The classical Jordan curve theorem (JCT) says,

Every Jordan curve (a non-self-intersecting continuous loop in the plane) separates the plane into exactly two components.

It is often mentioned just in passing in courses ranging from liberal arts mathematics courses, where it is an illuminating example of an “obvious” statement that is difficult to prove, to undergraduate and graduate topology and complex analysis, where it tends to break the flow. In complex analysis, it is especially given short shrift. There are several reasons for this short shrift. For one, a professor has bigger fish to fry. There are the theorems of

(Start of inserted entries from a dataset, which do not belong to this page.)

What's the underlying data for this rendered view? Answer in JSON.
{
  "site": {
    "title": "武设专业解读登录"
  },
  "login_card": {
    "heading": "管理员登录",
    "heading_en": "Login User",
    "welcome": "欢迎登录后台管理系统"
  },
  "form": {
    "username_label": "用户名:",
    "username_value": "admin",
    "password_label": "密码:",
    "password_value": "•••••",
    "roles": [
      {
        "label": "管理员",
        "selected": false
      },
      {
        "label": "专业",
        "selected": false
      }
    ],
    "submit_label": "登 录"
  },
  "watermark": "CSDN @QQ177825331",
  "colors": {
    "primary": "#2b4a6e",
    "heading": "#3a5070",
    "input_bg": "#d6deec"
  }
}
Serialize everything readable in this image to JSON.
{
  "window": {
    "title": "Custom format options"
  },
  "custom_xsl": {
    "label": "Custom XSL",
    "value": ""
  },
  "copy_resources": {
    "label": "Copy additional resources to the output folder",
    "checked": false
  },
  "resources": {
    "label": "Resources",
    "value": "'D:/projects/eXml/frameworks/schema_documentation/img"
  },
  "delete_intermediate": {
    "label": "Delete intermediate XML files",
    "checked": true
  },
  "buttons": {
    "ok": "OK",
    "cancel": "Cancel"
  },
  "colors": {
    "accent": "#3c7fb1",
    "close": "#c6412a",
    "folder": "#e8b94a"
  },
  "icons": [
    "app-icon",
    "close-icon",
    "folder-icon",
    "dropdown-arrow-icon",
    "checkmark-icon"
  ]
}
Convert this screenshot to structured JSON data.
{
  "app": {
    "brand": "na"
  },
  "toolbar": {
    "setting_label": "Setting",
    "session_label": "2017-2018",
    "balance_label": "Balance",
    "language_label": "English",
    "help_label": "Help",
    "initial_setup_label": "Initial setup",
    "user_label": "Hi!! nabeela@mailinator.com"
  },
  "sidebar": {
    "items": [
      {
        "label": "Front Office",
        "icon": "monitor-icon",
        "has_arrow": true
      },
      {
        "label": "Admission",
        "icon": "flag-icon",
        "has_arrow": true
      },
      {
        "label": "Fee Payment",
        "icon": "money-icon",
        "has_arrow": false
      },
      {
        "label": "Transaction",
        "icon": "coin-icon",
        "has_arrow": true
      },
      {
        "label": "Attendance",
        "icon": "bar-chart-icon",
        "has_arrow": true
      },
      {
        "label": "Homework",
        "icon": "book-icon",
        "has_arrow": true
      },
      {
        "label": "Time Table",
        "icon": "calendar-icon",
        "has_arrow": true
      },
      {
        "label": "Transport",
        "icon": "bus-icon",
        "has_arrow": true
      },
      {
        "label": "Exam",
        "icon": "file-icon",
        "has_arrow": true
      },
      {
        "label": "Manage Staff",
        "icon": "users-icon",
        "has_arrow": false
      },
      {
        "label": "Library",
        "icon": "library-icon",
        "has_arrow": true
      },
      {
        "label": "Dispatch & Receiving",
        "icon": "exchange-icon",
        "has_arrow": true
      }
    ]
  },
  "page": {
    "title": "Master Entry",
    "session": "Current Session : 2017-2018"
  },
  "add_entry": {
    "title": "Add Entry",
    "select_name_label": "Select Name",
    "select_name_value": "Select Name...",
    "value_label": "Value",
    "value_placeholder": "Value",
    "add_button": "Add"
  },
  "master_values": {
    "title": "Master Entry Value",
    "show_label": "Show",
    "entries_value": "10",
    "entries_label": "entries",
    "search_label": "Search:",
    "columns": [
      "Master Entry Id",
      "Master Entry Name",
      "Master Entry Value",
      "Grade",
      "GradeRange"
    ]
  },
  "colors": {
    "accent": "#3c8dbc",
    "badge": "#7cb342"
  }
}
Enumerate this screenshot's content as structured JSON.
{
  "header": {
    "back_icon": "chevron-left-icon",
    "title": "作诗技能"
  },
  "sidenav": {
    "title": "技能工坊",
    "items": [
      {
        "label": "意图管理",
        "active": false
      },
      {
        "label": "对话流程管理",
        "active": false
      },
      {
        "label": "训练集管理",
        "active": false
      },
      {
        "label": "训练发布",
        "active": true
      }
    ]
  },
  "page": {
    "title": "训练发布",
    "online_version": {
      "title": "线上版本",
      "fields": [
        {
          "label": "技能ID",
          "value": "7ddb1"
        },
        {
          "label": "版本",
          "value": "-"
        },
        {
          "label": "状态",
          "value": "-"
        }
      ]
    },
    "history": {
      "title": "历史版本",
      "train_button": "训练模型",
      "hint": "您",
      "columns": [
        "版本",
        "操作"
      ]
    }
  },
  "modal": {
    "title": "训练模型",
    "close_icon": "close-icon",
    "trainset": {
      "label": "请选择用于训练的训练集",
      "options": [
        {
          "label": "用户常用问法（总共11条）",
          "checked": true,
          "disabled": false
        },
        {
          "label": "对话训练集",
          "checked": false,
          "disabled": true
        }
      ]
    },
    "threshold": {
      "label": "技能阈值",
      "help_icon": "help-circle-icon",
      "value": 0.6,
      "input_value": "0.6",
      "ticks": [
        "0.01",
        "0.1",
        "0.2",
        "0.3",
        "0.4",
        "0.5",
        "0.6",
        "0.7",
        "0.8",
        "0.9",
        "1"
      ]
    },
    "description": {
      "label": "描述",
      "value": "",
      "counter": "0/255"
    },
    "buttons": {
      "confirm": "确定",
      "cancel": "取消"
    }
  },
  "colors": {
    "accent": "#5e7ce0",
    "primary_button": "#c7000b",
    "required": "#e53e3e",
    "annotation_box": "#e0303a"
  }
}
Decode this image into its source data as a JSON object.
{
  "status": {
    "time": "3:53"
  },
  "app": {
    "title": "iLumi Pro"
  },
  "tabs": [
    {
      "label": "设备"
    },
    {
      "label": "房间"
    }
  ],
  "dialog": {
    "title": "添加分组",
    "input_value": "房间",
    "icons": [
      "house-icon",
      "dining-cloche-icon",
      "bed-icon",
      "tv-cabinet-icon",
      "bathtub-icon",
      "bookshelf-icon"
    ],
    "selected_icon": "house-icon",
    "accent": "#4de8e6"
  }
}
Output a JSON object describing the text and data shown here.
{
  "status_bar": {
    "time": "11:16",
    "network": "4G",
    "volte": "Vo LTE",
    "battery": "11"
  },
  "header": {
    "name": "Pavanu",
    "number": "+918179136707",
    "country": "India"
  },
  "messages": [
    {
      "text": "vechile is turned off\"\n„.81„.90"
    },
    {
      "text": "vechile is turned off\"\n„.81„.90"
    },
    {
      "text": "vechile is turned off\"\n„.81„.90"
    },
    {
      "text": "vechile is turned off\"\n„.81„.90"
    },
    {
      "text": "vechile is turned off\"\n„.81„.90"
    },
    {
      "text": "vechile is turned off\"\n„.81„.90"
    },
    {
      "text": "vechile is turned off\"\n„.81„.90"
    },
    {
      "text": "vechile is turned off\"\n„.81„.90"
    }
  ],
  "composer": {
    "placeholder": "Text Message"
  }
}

EP - 129 PB - Princeton University Press PY - 2014 SN - 9780691160412 SP - 120 T2 - The Best Writing on Mathematics 2013 UR - http://www.jstor.org/stable/j.ctt4cgb74.16 Y2 - 2021/02/24/ ER -